The drawback with Encyclopedia Britannica's entry is that it provides only 75 of the full 683 word entry. You have to pay for anything more. There is a free trial, but then afterwards its $69.95 a year.

Wikipedia offers over 3,000 words but its drawback is that it does not offer any references or sources., but there are links to a host of related terms used within the document. And that is Hoiberg's chief charge against Wikipedia. Because it is open to anyone to edit, there is the threat of "vandalism" from purposely posting erroneous data.

My gut feeling is that the pay for information business model of the Encyclopedia Britannica is never going to survive. People will rely on the free Wikipedia more and more. And the key to using this data is to rely on the old consumer warning Caveat emptor.

Wednesday, October 04, 2006

Andrew Sullivan | The Daily Dish: Instant Messages

So Andrew Sullivan, in the wake of the Mark Foley scandal, wonders why people save their instant messages (Andrew Sullivan | The Daily Dish: Instant Messages). This is why my gut tells me that the Web 2.0 wonders (i.e., blogs, wikis, etc.) that are supposed to revolutionize learning in the corporate world, will not happen for at least another 20 years.

Wholesale adoption of these tools will not take place as long as the movers and shakers who hold the purse strings remain ignorant of technology. Sure they use computers, but they only know what needs to be known, for instance, send a memo via email, complete an online form, or create an Excel spreadsheet.

Everything else is pure mumbo-jumbo to them. Change will not occur until the current in-school generation that is growing up with the likes of You Tube and MySpace reach senior management positions will you see massive adoption of these tools.

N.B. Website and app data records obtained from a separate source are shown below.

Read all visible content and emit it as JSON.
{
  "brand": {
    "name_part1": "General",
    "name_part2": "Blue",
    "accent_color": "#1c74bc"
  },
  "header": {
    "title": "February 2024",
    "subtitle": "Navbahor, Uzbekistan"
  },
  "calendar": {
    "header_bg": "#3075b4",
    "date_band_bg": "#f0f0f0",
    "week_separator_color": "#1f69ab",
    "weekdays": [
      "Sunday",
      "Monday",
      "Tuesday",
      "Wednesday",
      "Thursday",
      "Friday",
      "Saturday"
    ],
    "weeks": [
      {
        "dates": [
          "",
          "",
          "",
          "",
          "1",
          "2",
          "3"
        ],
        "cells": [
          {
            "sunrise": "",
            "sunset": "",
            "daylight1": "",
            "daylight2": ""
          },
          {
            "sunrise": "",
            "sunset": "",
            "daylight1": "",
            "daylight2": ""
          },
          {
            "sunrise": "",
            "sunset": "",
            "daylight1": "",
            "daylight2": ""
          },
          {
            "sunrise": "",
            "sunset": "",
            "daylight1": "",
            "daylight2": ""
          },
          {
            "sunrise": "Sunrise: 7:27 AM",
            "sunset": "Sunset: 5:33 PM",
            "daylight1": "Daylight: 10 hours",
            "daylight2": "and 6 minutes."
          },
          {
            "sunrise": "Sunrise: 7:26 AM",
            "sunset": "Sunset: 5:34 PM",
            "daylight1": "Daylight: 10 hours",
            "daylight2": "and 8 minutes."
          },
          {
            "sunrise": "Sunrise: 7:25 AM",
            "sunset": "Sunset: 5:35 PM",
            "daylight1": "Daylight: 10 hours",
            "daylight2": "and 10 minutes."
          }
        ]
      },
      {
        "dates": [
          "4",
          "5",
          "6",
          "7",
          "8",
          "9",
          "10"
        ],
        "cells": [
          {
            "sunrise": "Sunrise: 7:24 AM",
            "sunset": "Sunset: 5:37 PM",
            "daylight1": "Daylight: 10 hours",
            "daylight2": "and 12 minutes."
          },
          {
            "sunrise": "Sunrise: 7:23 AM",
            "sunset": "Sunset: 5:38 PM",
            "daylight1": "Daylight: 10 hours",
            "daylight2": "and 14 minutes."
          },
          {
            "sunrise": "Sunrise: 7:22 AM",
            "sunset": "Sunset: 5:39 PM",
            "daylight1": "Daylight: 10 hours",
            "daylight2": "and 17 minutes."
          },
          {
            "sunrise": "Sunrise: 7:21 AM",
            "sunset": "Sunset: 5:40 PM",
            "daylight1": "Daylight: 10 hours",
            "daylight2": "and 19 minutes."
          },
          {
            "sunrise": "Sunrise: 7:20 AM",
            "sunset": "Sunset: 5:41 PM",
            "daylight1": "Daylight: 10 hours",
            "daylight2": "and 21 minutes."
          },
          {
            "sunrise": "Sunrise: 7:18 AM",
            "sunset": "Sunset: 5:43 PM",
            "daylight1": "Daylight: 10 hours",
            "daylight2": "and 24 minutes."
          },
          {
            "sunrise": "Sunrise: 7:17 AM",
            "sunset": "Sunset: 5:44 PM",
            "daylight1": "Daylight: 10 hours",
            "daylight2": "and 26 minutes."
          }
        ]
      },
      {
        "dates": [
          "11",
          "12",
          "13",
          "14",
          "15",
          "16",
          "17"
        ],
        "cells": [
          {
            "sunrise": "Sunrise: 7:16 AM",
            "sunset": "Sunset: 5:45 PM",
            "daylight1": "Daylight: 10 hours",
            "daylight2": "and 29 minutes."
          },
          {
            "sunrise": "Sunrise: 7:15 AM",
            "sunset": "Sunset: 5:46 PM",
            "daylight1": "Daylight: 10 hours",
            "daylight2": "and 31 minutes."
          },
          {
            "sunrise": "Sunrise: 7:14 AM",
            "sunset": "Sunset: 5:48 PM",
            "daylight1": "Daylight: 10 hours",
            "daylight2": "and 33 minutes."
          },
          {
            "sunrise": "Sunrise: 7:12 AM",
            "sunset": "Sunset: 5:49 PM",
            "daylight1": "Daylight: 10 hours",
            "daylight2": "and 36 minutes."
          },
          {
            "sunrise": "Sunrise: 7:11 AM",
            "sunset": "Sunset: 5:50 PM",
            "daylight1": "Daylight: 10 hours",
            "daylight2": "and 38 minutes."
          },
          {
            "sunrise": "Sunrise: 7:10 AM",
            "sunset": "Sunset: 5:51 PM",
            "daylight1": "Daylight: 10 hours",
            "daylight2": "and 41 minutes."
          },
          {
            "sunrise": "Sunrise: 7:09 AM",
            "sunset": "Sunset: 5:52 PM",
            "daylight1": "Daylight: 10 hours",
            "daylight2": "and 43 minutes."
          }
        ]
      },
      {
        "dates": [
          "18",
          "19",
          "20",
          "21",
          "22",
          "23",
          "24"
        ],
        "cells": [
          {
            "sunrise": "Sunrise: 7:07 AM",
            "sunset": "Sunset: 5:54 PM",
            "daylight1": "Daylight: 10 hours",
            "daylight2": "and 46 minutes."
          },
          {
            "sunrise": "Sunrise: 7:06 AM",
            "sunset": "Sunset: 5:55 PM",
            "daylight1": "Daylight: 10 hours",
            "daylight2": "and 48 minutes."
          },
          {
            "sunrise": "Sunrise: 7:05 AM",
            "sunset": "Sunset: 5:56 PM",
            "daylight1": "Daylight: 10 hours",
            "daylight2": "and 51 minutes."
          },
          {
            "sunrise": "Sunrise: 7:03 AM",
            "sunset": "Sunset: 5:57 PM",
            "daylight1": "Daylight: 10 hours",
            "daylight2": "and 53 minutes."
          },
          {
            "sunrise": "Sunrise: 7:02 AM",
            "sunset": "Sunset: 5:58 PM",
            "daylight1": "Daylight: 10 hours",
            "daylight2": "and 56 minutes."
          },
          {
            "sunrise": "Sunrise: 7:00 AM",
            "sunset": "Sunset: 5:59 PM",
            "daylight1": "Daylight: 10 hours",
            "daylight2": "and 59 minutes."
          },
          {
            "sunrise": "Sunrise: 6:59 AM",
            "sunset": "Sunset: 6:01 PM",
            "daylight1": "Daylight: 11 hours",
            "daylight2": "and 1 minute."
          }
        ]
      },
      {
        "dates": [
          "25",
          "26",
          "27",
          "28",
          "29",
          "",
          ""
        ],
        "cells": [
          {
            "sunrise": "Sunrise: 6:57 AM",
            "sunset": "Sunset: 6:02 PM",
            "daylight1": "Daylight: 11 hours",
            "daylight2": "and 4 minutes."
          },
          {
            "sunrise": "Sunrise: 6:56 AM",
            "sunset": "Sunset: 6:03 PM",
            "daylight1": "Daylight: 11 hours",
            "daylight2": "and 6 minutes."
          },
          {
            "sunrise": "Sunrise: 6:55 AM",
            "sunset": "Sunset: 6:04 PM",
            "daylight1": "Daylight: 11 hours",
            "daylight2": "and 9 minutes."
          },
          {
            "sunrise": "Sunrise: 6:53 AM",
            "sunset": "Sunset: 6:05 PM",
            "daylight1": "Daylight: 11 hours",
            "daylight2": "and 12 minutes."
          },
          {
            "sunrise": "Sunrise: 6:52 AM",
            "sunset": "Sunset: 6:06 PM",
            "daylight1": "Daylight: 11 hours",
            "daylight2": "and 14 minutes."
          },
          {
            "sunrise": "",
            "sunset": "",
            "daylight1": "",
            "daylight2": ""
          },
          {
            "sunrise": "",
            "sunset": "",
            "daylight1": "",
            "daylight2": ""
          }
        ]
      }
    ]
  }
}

Sunday, October 01, 2006

Podcasting to train

An interesting paper, titled Podcasting: Co-opting MP3 Players for Education and Training Purposes makes some interesting points about how podcasting can be implemented into the corporate training world. Yet, something about it nags at me. Yes, hearing a voice providing instruction is many times better than reading—although some would argue there are those who learn better by reading rather than listening—it is still somewhat impractical unless wedded to some other form of training.